▶ _Exercise instructions_
Go through the data below and copy each line that includes "nPRIORITY".

[Opening Input for this task section]

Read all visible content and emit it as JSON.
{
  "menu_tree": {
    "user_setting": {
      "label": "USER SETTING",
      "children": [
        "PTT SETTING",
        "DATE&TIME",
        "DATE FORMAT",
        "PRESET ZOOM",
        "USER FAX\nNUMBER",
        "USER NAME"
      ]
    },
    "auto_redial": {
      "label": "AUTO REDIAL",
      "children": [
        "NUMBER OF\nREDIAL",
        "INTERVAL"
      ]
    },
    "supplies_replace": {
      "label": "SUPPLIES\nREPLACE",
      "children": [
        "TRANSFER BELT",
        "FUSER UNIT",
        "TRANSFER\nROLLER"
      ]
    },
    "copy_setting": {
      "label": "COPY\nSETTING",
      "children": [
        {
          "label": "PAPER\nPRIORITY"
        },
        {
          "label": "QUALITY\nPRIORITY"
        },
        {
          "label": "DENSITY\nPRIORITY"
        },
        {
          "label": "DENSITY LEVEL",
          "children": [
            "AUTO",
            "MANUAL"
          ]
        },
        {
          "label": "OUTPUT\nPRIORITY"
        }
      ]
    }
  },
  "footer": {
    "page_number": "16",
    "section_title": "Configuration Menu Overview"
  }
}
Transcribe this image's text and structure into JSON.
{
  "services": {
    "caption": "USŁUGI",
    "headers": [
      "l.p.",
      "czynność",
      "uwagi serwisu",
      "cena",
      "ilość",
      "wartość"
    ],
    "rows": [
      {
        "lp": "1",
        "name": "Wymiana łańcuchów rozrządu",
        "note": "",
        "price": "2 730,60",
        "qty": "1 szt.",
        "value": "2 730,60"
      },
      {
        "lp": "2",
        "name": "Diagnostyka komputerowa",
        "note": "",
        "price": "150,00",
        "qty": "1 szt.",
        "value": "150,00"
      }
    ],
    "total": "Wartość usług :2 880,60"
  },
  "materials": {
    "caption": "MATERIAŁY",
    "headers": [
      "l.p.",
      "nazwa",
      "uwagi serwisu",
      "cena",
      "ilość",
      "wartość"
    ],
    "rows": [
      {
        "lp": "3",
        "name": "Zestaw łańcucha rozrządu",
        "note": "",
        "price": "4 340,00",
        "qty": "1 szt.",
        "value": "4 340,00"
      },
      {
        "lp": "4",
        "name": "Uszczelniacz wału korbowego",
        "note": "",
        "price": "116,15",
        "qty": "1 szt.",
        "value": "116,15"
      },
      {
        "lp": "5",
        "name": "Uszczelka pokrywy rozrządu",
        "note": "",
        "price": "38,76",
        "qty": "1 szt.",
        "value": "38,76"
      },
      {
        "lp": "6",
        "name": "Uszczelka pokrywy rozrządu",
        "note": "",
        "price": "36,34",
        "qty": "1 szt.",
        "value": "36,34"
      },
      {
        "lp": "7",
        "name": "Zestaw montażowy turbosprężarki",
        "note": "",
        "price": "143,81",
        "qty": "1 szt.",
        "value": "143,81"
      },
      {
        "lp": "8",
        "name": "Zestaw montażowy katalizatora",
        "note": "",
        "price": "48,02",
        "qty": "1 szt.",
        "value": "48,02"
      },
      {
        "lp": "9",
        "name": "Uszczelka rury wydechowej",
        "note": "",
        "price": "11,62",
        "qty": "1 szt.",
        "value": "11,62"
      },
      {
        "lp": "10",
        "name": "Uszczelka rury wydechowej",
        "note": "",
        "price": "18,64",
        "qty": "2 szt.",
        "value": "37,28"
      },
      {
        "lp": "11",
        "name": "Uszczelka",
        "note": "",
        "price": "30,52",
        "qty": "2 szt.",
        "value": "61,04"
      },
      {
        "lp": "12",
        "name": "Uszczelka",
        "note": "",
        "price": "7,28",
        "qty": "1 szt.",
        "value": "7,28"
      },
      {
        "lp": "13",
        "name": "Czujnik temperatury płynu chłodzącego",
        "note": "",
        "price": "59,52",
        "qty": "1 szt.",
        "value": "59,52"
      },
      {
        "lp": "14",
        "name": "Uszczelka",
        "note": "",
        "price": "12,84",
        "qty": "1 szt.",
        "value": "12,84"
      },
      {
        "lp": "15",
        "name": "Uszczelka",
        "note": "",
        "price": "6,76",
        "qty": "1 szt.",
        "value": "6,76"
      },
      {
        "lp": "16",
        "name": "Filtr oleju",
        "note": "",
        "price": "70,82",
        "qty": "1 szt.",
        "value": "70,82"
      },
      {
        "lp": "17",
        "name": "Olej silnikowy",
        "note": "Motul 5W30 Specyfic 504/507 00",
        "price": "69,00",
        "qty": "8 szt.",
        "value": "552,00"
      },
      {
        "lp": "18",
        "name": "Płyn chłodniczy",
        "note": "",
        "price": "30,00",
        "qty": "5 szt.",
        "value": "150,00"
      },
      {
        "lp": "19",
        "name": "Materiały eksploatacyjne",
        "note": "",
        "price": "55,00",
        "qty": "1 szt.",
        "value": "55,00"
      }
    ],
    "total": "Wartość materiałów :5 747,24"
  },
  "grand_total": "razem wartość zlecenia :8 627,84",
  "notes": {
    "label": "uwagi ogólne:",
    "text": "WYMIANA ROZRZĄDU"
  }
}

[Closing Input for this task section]
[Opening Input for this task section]

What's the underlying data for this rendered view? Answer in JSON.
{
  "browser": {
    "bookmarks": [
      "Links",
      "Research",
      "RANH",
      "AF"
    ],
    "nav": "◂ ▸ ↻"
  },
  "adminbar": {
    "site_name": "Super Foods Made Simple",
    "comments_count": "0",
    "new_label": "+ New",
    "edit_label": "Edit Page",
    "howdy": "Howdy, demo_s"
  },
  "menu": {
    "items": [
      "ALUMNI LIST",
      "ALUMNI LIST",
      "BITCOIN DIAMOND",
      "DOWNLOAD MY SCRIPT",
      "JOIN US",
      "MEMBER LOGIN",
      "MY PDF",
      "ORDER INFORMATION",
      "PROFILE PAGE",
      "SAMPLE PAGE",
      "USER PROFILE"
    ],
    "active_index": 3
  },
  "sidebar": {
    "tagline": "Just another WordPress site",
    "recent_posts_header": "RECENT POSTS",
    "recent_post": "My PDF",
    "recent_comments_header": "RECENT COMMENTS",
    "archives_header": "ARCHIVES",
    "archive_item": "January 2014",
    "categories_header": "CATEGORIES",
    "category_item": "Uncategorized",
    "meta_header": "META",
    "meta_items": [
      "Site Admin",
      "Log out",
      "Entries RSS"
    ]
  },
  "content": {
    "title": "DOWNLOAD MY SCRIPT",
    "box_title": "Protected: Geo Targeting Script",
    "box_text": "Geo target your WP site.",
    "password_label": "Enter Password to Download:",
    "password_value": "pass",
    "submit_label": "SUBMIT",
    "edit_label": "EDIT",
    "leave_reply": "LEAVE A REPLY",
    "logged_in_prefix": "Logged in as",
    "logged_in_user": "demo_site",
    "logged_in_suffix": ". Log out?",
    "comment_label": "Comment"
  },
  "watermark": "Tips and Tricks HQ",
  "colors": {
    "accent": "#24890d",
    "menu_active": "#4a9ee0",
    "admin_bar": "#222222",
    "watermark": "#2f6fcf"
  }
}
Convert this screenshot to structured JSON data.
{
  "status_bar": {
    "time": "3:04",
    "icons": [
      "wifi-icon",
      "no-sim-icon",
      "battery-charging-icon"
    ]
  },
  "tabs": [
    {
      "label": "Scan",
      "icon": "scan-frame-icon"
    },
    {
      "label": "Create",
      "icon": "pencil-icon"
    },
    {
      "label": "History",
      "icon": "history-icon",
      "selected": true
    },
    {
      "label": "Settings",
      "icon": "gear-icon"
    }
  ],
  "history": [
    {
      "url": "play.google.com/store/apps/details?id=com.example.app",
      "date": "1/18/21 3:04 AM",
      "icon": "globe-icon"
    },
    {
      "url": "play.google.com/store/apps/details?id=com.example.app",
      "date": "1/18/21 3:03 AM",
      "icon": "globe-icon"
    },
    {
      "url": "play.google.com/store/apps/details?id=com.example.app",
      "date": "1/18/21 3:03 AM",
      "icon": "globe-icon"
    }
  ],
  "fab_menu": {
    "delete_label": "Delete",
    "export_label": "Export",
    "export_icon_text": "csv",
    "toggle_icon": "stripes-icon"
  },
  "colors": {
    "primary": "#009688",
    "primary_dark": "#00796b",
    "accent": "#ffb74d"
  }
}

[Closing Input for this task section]

▶ _Output for this exercise_
          "label": "PAPER\nPRIORITY"
          "label": "QUALITY\nPRIORITY"
          "label": "DENSITY\nPRIORITY"
          "label": "OUTPUT\nPRIORITY"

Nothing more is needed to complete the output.